  52. Ruiz-Capillas, C. and Jiménez-Colmenero, F. (2004) Biogenic Amine Content in Spanish Retail Market Meat Products Treated with Protective Atmosphere and High Pressure. European Food Research and Technology, 218, 237-241.
  53. FDA (2001) Scombrotoxin (Histamine) Formation (A Chemical Hazard). Fish and Fisheries Products Hazards and Controls Guidance, 3rd Edition.
  54. Bardócz, S. (1995) Polyamines in Food and Their Consequences for Food Quality and Human Health. Trends in Food Sciences & Technology, 6, 341-346.
  55. Hernández-Jover, T., Izquierdo-Pulido, M., Veciana-Nogués, M.T., Mariné-Font, A. and Viidal-Carou, M.C. (1997) Biogenic Amine and Polyamine Contents in Meat and Meat Products. Journal of Agriculture and Food Chemistry, 45, 2098-2102.
  56. Gloria, M.B.A. (2006) Bioactive Amines.

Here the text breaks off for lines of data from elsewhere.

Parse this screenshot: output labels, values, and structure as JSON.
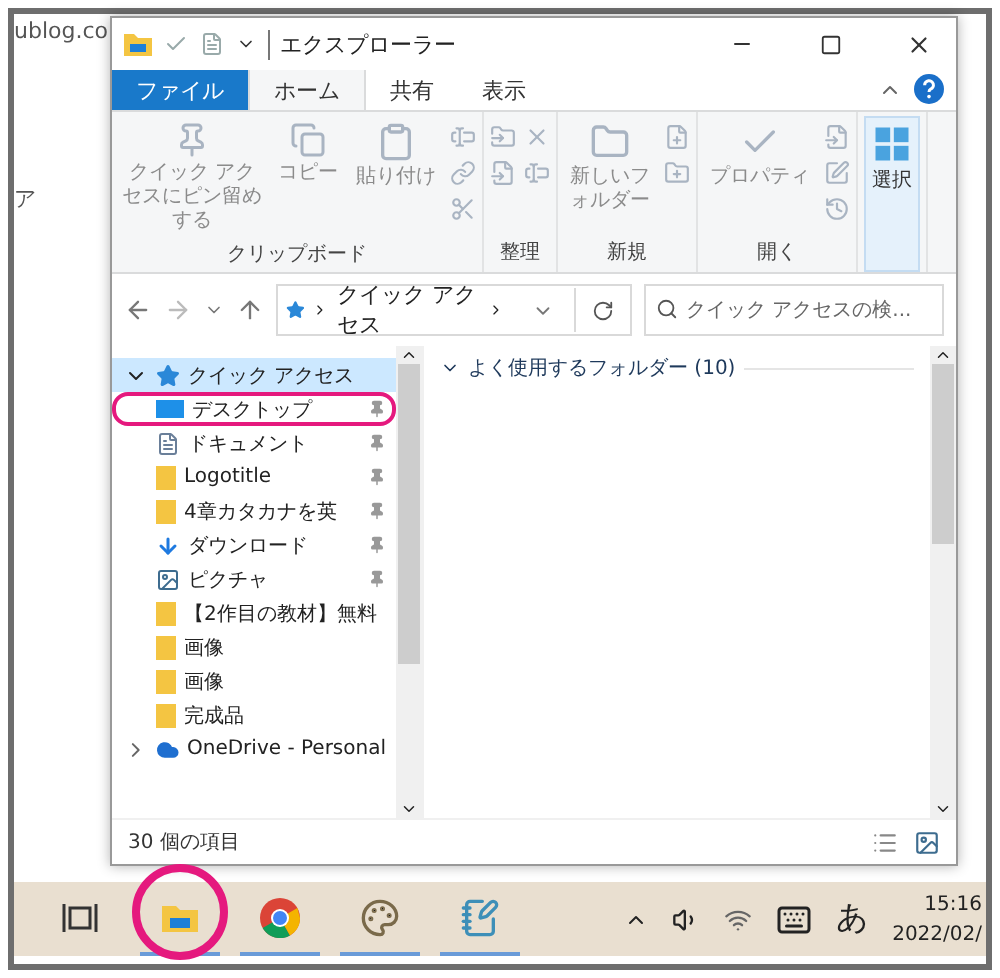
{
  "backdrop": {
    "texts": [
      "ublog.co",
      "ア"
    ]
  },
  "window": {
    "title": "エクスプローラー"
  },
  "ribbon": {
    "tabs": [
      {
        "label": "ファイル",
        "kind": "file",
        "selected": false
      },
      {
        "label": "ホーム",
        "kind": "tab",
        "selected": true
      },
      {
        "label": "共有",
        "kind": "tab",
        "selected": false
      },
      {
        "label": "表示",
        "kind": "tab",
        "selected": false
      }
    ],
    "groups": [
      {
        "label": "クリップボード",
        "items": [
          {
            "kind": "pin",
            "label": "クイック アクセスにピン留めする",
            "disabled": true
          },
          {
            "kind": "copy",
            "label": "コピー",
            "disabled": true
          },
          {
            "kind": "paste",
            "label": "貼り付け",
            "disabled": true
          },
          {
            "kind": "clip-tools"
          }
        ]
      },
      {
        "label": "整理",
        "items": [
          {
            "kind": "move-tools"
          },
          {
            "kind": "delete-tools"
          }
        ]
      },
      {
        "label": "新規",
        "items": [
          {
            "kind": "new-folder",
            "label": "新しいフォルダー",
            "disabled": true
          },
          {
            "kind": "new-tools"
          }
        ]
      },
      {
        "label": "開く",
        "items": [
          {
            "kind": "properties",
            "label": "プロパティ",
            "disabled": true
          },
          {
            "kind": "open-tools"
          }
        ]
      },
      {
        "items": [
          {
            "kind": "select",
            "label": "選択",
            "disabled": false
          }
        ]
      }
    ]
  },
  "address": {
    "path": [
      "クイック アクセス"
    ],
    "search": {
      "placeholder": "クイック アクセスの検..."
    }
  },
  "nav": [
    {
      "label": "クイック アクセス",
      "kind": "star",
      "expanded": true,
      "selected": true,
      "children": [
        {
          "label": "デスクトップ",
          "kind": "desktop",
          "pinned": true,
          "circled": true,
          "selected": false
        },
        {
          "label": "ドキュメント",
          "kind": "document",
          "pinned": true,
          "circled": false,
          "selected": false
        },
        {
          "label": "Logotitle",
          "kind": "folder",
          "pinned": true,
          "circled": false,
          "selected": false
        },
        {
          "label": "4章カタカナを英",
          "kind": "folder",
          "pinned": true,
          "circled": false,
          "selected": false
        },
        {
          "label": "ダウンロード",
          "kind": "download",
          "pinned": true,
          "circled": false,
          "selected": false
        },
        {
          "label": "ピクチャ",
          "kind": "picture",
          "pinned": true,
          "circled": false,
          "selected": false
        },
        {
          "label": "【2作目の教材】無料",
          "kind": "folder",
          "pinned": false,
          "circled": false,
          "selected": false
        },
        {
          "label": "画像",
          "kind": "folder",
          "pinned": false,
          "circled": false,
          "selected": false
        },
        {
          "label": "画像",
          "kind": "folder",
          "pinned": false,
          "circled": false,
          "selected": false
        },
        {
          "label": "完成品",
          "kind": "folder",
          "pinned": false,
          "circled": false,
          "selected": false
        }
      ]
    },
    {
      "label": "OneDrive - Personal",
      "kind": "cloud",
      "expanded": false,
      "selected": false
    }
  ],
  "content": {
    "group": {
      "label": "よく使用するフォルダー (10)",
      "expanded": true
    }
  },
  "status_bar": {
    "text": "30 個の項目"
  },
  "taskbar": {
    "apps": [
      {
        "kind": "task-view",
        "running": false,
        "circled": false
      },
      {
        "kind": "explorer",
        "running": true,
        "circled": true
      },
      {
        "kind": "browser",
        "running": true,
        "circled": false
      },
      {
        "kind": "paint",
        "running": true,
        "circled": false
      },
      {
        "kind": "notepad",
        "running": true,
        "circled": false
      }
    ],
    "ime": "あ",
    "time": "15:16",
    "date": "2022/02/"
  }
}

Food Science and Technology, 149, 13.
  57. Virgili, R., Saccani, G., Gabba, L., Tanzi, E. and Soresi Bordini, C. (2007) Changes of Free Amino Acids and Biogenic Amines during Extended Ageing of Italian Dry-Cured Ham. LWT-Food Science and Technology, 40, 871-878.

List of Abbreviations

CFU = colony forming units g = gramme HCl = hydrochloric acid HPLC = High Performance Liquid Chromatography

KCl = potassium chloride Kg = kilogram MDA = malondialdehyde MDM = mechanically deboned meat MTG = transglutaminase 

NaCl = sodium chloride PCA = Plate Count Agar TAMB = Total aerobic mesophilic bacteria TBARS = 2-thiobarbituric acid reactive substances TMA = trimethylamine TSP = textured soy protein TVB = total volatile bases


*Corresponding author.